Work task: Beginning at the line that contains "Enumerate this screenshot's", repeat every line of the listing exactly through the final one.

Data for this task:
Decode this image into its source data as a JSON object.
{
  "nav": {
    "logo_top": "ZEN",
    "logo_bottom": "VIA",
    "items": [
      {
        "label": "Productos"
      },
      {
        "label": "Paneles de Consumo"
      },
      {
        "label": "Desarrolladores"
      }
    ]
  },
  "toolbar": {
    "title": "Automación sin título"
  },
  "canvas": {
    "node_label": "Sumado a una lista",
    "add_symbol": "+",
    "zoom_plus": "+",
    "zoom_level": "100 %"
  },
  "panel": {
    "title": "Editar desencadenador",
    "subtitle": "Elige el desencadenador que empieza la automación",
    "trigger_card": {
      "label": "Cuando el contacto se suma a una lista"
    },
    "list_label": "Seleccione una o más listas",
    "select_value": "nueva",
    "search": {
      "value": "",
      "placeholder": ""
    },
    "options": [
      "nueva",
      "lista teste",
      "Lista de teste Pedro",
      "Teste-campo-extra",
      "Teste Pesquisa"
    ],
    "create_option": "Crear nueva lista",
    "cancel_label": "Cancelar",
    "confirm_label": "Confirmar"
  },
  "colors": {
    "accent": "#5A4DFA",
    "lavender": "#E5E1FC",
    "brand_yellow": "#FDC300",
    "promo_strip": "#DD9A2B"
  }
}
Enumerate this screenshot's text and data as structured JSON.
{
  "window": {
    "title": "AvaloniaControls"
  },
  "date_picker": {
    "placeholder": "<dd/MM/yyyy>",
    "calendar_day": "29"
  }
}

Written reply:
Enumerate this screenshot's text and data as structured JSON.
{
  "window": {
    "title": "AvaloniaControls"
  },
  "date_picker": {
    "placeholder": "<dd/MM/yyyy>",
    "calendar_day": "29"
  }
}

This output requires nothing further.